What is needed - What is the number of lines in the data holding the word "label"? Give that number by itself.

(Items from an interface collection)
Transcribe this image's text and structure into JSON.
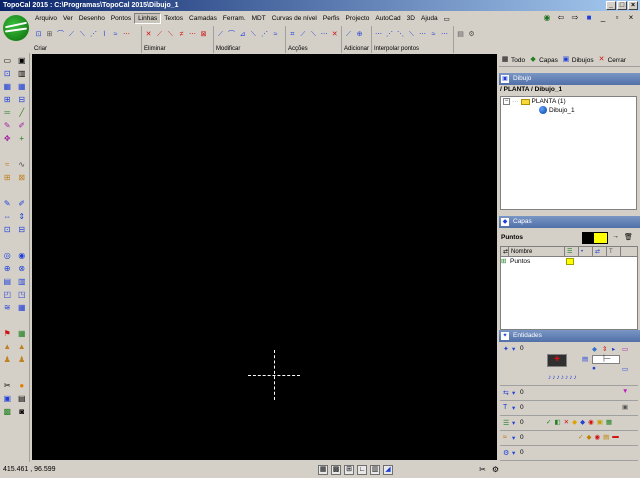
{
  "window": {
    "title": "TopoCal 2015 : C:\\Programas\\TopoCal 2015\\Dibujo_1",
    "buttons": [
      "_",
      "□",
      "×"
    ]
  },
  "menu": {
    "items": [
      "Arquivo",
      "Ver",
      "Desenho",
      "Pontos",
      "Linhas",
      "Textos",
      "Camadas",
      "Ferram.",
      "MDT",
      "Curvas de nível",
      "Perfis",
      "Projecto",
      "AutoCad",
      "3D",
      "Ajuda"
    ],
    "active": "Linhas",
    "right_icons": [
      "eye-icon",
      "arrow-icon",
      "arrow-icon",
      "help-icon",
      "minimize-icon",
      "restore-icon",
      "close-icon"
    ]
  },
  "ribbon": {
    "groups": [
      {
        "label": "Criar"
      },
      {
        "label": "Eliminar"
      },
      {
        "label": "Modificar"
      },
      {
        "label": "Acções"
      },
      {
        "label": "Adicionar"
      },
      {
        "label": "Interpolar pontos"
      }
    ]
  },
  "status": {
    "coords": "415.461 , 96.599"
  },
  "right_panel": {
    "tabs": [
      {
        "label": "Todo",
        "icon": "grid-icon"
      },
      {
        "label": "Capas",
        "icon": "layers-icon"
      },
      {
        "label": "Dibujos",
        "icon": "drawing-icon"
      },
      {
        "label": "Cerrar",
        "icon": "close-icon"
      }
    ],
    "dibujo_header": "Dibujo",
    "path": "/ PLANTA / Dibujo_1",
    "tree": {
      "root": "PLANTA (1)",
      "child": "Dibujo_1"
    },
    "capas_header": "Capas",
    "capas_current": "Puntos",
    "capas_table": {
      "columns": [
        "Nombre"
      ],
      "rows": [
        "Puntos"
      ]
    },
    "entidades_header": "Entidades",
    "entidades_values": [
      "0",
      "0",
      "0",
      "0",
      "0",
      "0"
    ]
  },
  "colors": {
    "titlebar_start": "#0a246a",
    "titlebar_end": "#a6caf0",
    "canvas": "#000000",
    "panel_header": "#5070a8",
    "layer_color": "#ffff00"
  }
}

Exercise solution - 10